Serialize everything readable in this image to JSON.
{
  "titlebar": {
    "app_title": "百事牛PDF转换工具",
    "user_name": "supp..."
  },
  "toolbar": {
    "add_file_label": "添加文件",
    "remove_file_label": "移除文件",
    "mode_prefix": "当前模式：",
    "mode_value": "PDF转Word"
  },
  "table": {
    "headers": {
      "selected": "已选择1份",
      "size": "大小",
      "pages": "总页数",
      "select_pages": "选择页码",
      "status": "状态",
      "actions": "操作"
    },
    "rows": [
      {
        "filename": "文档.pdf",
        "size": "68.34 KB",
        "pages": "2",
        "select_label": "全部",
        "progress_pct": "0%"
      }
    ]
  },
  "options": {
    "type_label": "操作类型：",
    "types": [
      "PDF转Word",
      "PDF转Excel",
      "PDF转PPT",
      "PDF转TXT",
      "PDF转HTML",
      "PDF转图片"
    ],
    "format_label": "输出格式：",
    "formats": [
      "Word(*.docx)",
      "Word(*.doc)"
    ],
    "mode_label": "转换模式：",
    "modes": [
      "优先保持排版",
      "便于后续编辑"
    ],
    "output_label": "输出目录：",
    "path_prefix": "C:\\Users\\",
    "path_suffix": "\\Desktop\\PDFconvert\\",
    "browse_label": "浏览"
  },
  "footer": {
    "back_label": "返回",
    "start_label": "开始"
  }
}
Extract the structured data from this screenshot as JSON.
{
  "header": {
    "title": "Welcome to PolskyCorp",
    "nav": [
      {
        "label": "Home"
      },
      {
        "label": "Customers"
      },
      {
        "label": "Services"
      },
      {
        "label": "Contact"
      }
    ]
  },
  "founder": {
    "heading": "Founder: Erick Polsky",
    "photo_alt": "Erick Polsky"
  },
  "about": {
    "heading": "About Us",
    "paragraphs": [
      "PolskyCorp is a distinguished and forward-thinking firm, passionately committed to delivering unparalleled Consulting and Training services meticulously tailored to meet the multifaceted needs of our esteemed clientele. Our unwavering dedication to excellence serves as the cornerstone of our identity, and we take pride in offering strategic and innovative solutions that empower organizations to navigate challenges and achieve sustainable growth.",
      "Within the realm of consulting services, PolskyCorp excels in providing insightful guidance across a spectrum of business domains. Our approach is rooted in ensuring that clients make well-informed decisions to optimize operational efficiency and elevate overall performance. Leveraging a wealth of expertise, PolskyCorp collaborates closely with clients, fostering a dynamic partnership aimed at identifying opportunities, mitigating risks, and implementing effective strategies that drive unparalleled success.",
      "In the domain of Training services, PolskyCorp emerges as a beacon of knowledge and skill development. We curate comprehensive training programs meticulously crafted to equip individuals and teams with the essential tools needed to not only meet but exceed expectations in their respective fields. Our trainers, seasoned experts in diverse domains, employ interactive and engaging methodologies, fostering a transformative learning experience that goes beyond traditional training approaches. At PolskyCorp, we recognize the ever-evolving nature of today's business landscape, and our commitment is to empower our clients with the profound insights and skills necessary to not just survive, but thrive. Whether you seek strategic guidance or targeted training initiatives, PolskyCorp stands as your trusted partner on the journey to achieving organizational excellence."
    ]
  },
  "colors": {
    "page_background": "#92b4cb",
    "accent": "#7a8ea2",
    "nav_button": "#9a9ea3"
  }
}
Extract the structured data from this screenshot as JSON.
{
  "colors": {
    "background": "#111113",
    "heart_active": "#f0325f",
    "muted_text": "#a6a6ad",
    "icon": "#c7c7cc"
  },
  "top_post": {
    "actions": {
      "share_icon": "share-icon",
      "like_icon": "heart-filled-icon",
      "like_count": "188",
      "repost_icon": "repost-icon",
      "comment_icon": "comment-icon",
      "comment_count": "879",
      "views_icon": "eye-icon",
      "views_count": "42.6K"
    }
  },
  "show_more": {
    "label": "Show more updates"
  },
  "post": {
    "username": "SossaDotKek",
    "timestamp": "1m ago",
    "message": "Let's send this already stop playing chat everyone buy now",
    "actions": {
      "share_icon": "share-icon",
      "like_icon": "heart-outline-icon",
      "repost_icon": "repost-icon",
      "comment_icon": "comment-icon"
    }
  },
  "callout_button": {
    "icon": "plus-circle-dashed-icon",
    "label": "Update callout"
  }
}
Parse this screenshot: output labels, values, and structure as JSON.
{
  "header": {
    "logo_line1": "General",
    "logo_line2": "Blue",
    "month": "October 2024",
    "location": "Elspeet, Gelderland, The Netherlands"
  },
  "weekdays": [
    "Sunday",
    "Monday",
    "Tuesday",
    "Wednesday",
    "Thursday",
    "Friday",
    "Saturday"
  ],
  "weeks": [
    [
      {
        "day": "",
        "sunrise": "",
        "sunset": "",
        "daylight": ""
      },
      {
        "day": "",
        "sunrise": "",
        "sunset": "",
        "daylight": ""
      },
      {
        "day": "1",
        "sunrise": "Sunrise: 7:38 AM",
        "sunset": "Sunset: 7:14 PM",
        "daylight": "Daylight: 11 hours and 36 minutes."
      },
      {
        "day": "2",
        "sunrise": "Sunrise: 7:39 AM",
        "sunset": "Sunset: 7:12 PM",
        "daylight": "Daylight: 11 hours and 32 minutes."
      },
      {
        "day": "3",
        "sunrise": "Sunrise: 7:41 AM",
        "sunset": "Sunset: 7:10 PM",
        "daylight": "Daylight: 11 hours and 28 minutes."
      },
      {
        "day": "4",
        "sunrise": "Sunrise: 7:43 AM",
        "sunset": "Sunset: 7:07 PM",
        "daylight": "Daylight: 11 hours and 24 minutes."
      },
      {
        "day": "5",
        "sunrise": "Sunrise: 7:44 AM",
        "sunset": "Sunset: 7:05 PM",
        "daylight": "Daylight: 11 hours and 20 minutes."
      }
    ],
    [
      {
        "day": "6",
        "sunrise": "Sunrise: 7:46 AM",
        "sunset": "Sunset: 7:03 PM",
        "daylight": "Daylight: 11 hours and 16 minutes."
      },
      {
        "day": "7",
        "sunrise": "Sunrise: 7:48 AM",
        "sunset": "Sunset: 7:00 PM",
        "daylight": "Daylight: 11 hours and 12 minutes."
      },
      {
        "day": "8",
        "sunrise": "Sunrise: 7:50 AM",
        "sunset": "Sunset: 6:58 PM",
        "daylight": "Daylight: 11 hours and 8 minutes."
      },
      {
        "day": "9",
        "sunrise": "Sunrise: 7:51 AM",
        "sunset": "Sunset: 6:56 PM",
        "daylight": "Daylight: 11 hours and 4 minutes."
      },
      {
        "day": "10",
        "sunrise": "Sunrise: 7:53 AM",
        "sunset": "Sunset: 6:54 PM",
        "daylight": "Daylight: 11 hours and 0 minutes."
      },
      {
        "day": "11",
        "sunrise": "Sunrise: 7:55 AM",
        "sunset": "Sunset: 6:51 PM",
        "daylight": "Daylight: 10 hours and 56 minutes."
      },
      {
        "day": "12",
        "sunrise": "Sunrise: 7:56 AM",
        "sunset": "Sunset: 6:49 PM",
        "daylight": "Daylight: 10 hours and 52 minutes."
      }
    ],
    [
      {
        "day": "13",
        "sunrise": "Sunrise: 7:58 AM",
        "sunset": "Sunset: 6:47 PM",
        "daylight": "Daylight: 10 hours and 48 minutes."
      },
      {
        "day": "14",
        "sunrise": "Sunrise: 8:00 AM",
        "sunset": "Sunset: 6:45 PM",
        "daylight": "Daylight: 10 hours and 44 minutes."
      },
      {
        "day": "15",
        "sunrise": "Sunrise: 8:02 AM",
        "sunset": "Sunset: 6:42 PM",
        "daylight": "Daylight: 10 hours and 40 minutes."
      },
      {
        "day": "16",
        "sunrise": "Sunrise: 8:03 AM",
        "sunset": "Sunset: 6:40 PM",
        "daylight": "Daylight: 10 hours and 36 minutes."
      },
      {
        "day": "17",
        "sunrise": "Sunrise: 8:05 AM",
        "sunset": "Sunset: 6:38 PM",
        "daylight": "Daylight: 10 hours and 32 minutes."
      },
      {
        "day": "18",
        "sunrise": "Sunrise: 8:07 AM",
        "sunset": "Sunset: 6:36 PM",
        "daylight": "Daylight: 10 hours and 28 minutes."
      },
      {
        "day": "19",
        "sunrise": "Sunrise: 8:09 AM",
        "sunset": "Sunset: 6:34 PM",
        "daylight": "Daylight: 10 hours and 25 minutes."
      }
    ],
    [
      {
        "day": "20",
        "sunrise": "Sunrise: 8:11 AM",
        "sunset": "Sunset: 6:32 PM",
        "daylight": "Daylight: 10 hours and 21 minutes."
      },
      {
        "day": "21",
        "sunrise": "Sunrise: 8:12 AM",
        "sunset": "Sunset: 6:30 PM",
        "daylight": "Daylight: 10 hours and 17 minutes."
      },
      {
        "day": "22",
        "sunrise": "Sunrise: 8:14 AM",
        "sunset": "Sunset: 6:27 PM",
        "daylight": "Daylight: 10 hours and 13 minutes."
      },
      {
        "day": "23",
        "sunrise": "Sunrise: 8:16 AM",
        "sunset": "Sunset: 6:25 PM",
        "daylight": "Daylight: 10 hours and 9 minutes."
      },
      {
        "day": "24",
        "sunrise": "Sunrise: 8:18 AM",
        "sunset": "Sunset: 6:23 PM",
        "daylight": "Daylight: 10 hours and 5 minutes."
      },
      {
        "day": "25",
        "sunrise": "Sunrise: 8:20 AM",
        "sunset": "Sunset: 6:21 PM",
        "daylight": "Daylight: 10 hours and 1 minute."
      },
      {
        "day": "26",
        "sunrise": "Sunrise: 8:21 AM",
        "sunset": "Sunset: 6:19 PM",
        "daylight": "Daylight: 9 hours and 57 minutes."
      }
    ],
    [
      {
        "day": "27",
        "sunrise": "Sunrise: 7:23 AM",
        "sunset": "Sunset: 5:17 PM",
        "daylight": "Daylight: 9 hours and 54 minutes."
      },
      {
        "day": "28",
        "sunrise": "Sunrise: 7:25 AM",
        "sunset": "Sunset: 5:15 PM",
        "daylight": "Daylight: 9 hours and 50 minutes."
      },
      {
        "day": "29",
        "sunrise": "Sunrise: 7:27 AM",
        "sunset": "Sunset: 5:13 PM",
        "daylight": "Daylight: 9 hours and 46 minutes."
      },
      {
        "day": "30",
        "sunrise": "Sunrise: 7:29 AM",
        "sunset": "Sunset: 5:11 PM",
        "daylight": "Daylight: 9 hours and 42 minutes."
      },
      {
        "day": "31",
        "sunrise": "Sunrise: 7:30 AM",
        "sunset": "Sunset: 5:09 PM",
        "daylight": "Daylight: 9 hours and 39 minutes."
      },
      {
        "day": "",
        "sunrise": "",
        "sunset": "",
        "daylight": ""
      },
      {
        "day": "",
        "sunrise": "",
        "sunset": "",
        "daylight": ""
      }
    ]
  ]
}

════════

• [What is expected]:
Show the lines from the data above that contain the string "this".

• [Your solution]:
Serialize everything readable in this image to JSON.
Extract the structured data from this screenshot as JSON.
Extract the structured data from this screenshot as JSON.
    "message": "Let's send this already stop playing chat everyone buy now",
Parse this screenshot: output labels, values, and structure as JSON.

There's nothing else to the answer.